This is another costume that would be lovely in any color combination, but the black and white makes it SO elly-gant. I love how the white up top draws the eye to actress Emma Thompson‘s face, as does the black and white hat. I think the most genius element is the front lace placement, where the lace motifs hang over the black skirt at the center front, which is then echoed in how the lace overlaps the black cuffs at the elbow. You also can’t go wrong with a V neck and three-quarter sleeves in my world.
#2: Out of Africa: Karen’s Wedding Ensemble
I almost made this my number one because it’s so damn elegant, but reconsidered. Out of Africa is best remembered for its beige and brown safari wear that, in fact, spawned a huge fashion trend when it was released in 1985. But I’m always shocked that the historical costume community doesn’t seem to remember Karen’s wedding dress, which is such a stunning example of mid-teens fashion. We’ve already established that I love this era — it’s just so damn sophisticated.
You also may have forgotten that this film was designed by Milena Canonero (Marie Antoinette, Barry Lyndon), but that also may help to explain why this costume is such a stunner. I’m not positive if it’s white or off-white, but it’s the small amount of black in the ensemble that elevates it from “beautiful” to “OH-MY-GOD-I-JUST-FELL-OVER.”
First of all, you’ve got that standing collar and the tulip shape on the skirt front. But add the black waistcoat inset, the black under the pleats on the collar, the black piping, those beautiful buttons, and THAT HAT and you’ve just killed me. Put it on gorgeous Meryl Streep, with a face veil? Yeah.
#1: Anna Karenina: Anna’s Racing Dress
Let’s just get it out of the way: Sophie Marceau looks amazing in these colors due to her very dark hair and eyes. And natural form (1879-81ish) is such a gorgeously sexy era in fashion.

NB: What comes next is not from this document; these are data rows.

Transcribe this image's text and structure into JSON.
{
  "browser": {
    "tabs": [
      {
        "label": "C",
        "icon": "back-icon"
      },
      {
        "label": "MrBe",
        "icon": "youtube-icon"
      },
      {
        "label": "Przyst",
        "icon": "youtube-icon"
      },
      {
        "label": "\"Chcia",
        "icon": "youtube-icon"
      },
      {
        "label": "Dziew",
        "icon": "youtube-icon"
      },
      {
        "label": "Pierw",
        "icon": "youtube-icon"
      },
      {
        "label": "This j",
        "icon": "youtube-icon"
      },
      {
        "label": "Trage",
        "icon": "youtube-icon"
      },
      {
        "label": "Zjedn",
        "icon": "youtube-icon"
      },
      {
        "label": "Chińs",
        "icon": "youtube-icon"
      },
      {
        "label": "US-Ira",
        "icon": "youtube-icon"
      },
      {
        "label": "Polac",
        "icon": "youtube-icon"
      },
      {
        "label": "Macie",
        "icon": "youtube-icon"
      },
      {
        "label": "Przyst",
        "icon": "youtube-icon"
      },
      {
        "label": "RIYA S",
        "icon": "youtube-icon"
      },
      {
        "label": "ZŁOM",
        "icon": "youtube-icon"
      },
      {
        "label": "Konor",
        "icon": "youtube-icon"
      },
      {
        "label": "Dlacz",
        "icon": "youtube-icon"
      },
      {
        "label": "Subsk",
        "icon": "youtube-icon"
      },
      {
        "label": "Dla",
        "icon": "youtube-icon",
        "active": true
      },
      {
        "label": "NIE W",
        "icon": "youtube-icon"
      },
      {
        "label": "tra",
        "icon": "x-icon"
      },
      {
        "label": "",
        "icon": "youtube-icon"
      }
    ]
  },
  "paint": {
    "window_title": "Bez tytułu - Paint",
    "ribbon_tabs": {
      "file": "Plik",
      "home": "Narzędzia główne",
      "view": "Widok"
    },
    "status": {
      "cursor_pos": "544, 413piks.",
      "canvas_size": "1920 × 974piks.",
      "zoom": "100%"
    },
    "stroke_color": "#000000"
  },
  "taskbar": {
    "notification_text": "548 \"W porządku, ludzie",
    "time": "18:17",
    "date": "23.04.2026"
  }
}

But far more importantly … first, you’ve got this AMAZING bodice. Not only do we have stripes, but the combination of narrow and wide stripe makes things more sophisticated than if the two stripes were of equivalent widths. Next, you’ve got that stripe placed in about a million amazing directions: diagonal on the bodice and sleeves, horizontal on the cuffs, and those chevrons in back! I could probably come up with that on my own, but the solid white waistcoat, solid black lapels, and the solid black turnbacks on the cuffs and skirting-in-back? G.E.N.I.U.S.
Taking the genius to astronomical levels is the skirt. I could imagine pairing this with a skirt in the same stripe. I could also see putting it with a skirt in a solid white or black in a similar weight fabric. But the genius (sorry, I can’t stop!) of the sheer ruffled skirt, with all those teeny tiny black edgings? And the black sash tying the train back? That clunk you heard is every right-thinking person in the world falling over dead from fabulosity.
Okay, have at me. Did you agree with my rankings? Which other black-and-white historical film costumes merit inclusion on this list?